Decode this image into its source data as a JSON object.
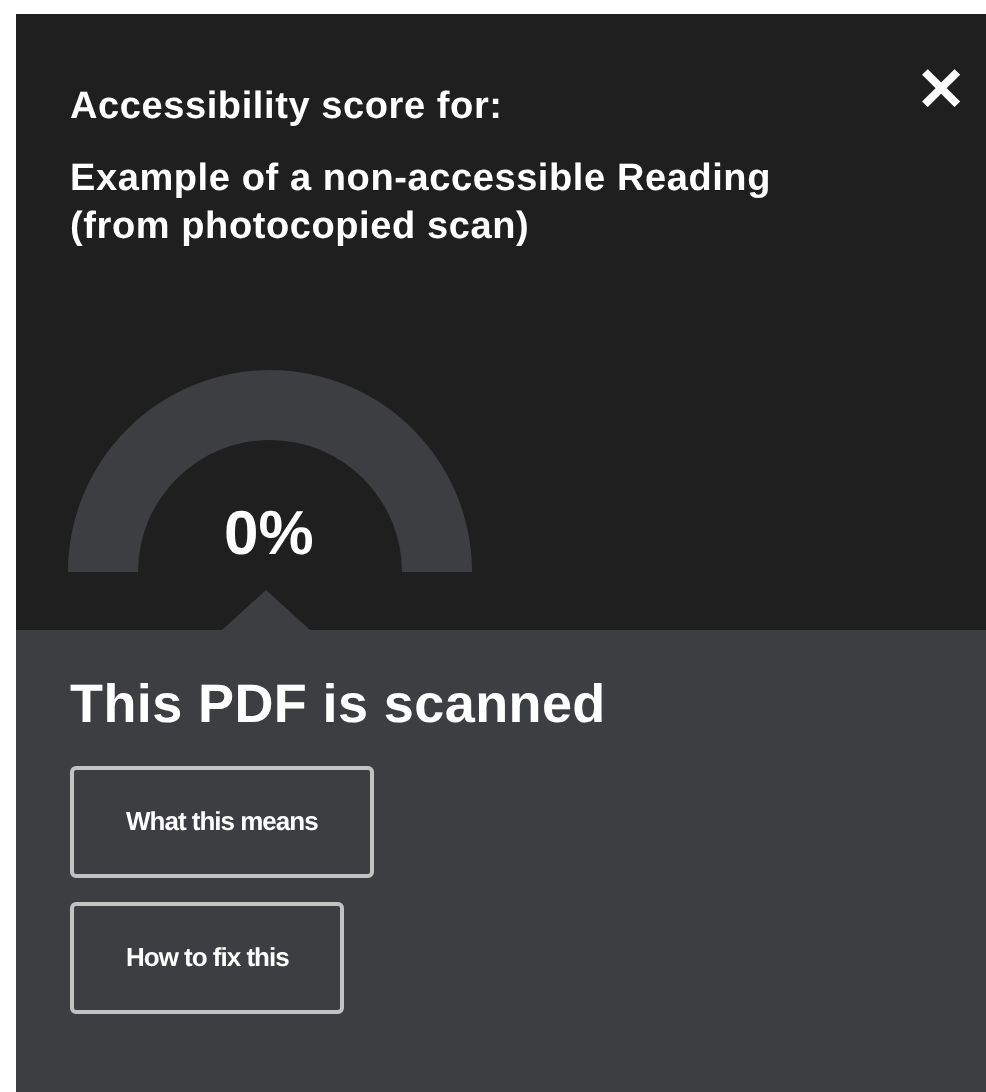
{
  "header": {
    "label": "Accessibility score for:",
    "document_title": "Example of a non-accessible Reading (from photocopied scan)",
    "close": "✕"
  },
  "score": {
    "reading": "0%"
  },
  "status": {
    "heading": "This PDF is scanned",
    "buttons": [
      "What this means",
      "How to fix this"
    ]
  }
}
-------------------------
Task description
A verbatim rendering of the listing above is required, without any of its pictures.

Task output
Decode this image into its source data as a JSON object.
{
  "header": {
    "label": "Accessibility score for:",
    "document_title": "Example of a non-accessible Reading (from photocopied scan)",
    "close": "✕"
  },
  "score": {
    "reading": "0%"
  },
  "status": {
    "heading": "This PDF is scanned",
    "buttons": [
      "What this means",
      "How to fix this"
    ]
  }
}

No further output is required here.